Everything in the listing below needs to be returned word for word.

_____

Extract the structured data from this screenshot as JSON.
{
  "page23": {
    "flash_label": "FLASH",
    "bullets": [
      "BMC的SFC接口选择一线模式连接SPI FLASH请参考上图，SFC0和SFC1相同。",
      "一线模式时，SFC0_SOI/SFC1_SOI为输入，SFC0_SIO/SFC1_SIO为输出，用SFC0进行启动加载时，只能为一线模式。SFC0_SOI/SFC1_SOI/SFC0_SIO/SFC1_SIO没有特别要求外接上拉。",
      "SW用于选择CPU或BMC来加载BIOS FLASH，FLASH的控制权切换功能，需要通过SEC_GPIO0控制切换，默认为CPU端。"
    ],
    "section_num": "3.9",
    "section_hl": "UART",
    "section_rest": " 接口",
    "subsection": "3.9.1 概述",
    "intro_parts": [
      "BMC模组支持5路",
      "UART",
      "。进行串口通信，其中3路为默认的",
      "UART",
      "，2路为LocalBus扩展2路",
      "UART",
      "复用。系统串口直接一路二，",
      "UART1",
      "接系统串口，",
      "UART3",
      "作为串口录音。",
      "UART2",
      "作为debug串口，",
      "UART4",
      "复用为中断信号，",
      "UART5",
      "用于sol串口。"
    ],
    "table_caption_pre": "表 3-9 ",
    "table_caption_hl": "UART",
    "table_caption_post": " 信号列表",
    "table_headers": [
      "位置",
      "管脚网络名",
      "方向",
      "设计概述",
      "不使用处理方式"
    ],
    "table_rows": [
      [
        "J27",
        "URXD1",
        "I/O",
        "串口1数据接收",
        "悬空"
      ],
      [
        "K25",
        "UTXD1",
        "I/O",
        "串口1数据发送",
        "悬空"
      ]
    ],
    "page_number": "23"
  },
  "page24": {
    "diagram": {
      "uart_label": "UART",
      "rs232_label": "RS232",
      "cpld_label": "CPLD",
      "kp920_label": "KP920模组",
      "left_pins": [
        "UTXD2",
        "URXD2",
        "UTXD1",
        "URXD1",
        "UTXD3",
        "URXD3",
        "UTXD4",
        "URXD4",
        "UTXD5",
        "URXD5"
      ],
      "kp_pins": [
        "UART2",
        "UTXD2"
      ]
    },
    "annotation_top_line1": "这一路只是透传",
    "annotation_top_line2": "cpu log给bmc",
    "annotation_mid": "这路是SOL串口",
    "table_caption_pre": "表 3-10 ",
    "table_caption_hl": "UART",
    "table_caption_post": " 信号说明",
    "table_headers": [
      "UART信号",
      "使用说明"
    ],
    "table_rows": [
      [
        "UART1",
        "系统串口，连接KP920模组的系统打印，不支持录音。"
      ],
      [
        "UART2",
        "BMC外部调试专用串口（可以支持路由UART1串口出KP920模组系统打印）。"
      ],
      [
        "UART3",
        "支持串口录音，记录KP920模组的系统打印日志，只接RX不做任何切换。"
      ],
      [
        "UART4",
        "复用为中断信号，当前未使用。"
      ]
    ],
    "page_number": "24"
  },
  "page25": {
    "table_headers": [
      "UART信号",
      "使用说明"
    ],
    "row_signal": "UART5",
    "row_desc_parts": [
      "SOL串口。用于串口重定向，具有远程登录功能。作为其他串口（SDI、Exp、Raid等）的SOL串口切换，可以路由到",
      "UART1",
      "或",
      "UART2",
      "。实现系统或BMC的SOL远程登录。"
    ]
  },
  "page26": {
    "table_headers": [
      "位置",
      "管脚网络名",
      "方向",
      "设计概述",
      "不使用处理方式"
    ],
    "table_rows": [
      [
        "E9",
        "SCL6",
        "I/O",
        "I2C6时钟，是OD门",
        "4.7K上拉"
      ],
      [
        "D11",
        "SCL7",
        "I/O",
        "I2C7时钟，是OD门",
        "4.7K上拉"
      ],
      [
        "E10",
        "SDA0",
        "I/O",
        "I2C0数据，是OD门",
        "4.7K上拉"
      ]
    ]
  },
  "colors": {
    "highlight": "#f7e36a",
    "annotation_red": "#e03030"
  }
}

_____

> ANSWER AREA
Extract the structured data from this screenshot as JSON.
{
  "page23": {
    "flash_label": "FLASH",
    "bullets": [
      "BMC的SFC接口选择一线模式连接SPI FLASH请参考上图，SFC0和SFC1相同。",
      "一线模式时，SFC0_SOI/SFC1_SOI为输入，SFC0_SIO/SFC1_SIO为输出，用SFC0进行启动加载时，只能为一线模式。SFC0_SOI/SFC1_SOI/SFC0_SIO/SFC1_SIO没有特别要求外接上拉。",
      "SW用于选择CPU或BMC来加载BIOS FLASH，FLASH的控制权切换功能，需要通过SEC_GPIO0控制切换，默认为CPU端。"
    ],
    "section_num": "3.9",
    "section_hl": "UART",
    "section_rest": " 接口",
    "subsection": "3.9.1 概述",
    "intro_parts": [
      "BMC模组支持5路",
      "UART",
      "。进行串口通信，其中3路为默认的",
      "UART",
      "，2路为LocalBus扩展2路",
      "UART",
      "复用。系统串口直接一路二，",
      "UART1",
      "接系统串口，",
      "UART3",
      "作为串口录音。",
      "UART2",
      "作为debug串口，",
      "UART4",
      "复用为中断信号，",
      "UART5",
      "用于sol串口。"
    ],
    "table_caption_pre": "表 3-9 ",
    "table_caption_hl": "UART",
    "table_caption_post": " 信号列表",
    "table_headers": [
      "位置",
      "管脚网络名",
      "方向",
      "设计概述",
      "不使用处理方式"
    ],
    "table_rows": [
      [
        "J27",
        "URXD1",
        "I/O",
        "串口1数据接收",
        "悬空"
      ],
      [
        "K25",
        "UTXD1",
        "I/O",
        "串口1数据发送",
        "悬空"
      ]
    ],
    "page_number": "23"
  },
  "page24": {
    "diagram": {
      "uart_label": "UART",
      "rs232_label": "RS232",
      "cpld_label": "CPLD",
      "kp920_label": "KP920模组",
      "left_pins": [
        "UTXD2",
        "URXD2",
        "UTXD1",
        "URXD1",
        "UTXD3",
        "URXD3",
        "UTXD4",
        "URXD4",
        "UTXD5",
        "URXD5"
      ],
      "kp_pins": [
        "UART2",
        "UTXD2"
      ]
    },
    "annotation_top_line1": "这一路只是透传",
    "annotation_top_line2": "cpu log给bmc",
    "annotation_mid": "这路是SOL串口",
    "table_caption_pre": "表 3-10 ",
    "table_caption_hl": "UART",
    "table_caption_post": " 信号说明",
    "table_headers": [
      "UART信号",
      "使用说明"
    ],
    "table_rows": [
      [
        "UART1",
        "系统串口，连接KP920模组的系统打印，不支持录音。"
      ],
      [
        "UART2",
        "BMC外部调试专用串口（可以支持路由UART1串口出KP920模组系统打印）。"
      ],
      [
        "UART3",
        "支持串口录音，记录KP920模组的系统打印日志，只接RX不做任何切换。"
      ],
      [
        "UART4",
        "复用为中断信号，当前未使用。"
      ]
    ],
    "page_number": "24"
  },
  "page25": {
    "table_headers": [
      "UART信号",
      "使用说明"
    ],
    "row_signal": "UART5",
    "row_desc_parts": [
      "SOL串口。用于串口重定向，具有远程登录功能。作为其他串口（SDI、Exp、Raid等）的SOL串口切换，可以路由到",
      "UART1",
      "或",
      "UART2",
      "。实现系统或BMC的SOL远程登录。"
    ]
  },
  "page26": {
    "table_headers": [
      "位置",
      "管脚网络名",
      "方向",
      "设计概述",
      "不使用处理方式"
    ],
    "table_rows": [
      [
        "E9",
        "SCL6",
        "I/O",
        "I2C6时钟，是OD门",
        "4.7K上拉"
      ],
      [
        "D11",
        "SCL7",
        "I/O",
        "I2C7时钟，是OD门",
        "4.7K上拉"
      ],
      [
        "E10",
        "SDA0",
        "I/O",
        "I2C0数据，是OD门",
        "4.7K上拉"
      ]
    ]
  },
  "colors": {
    "highlight": "#f7e36a",
    "annotation_red": "#e03030"
  }
}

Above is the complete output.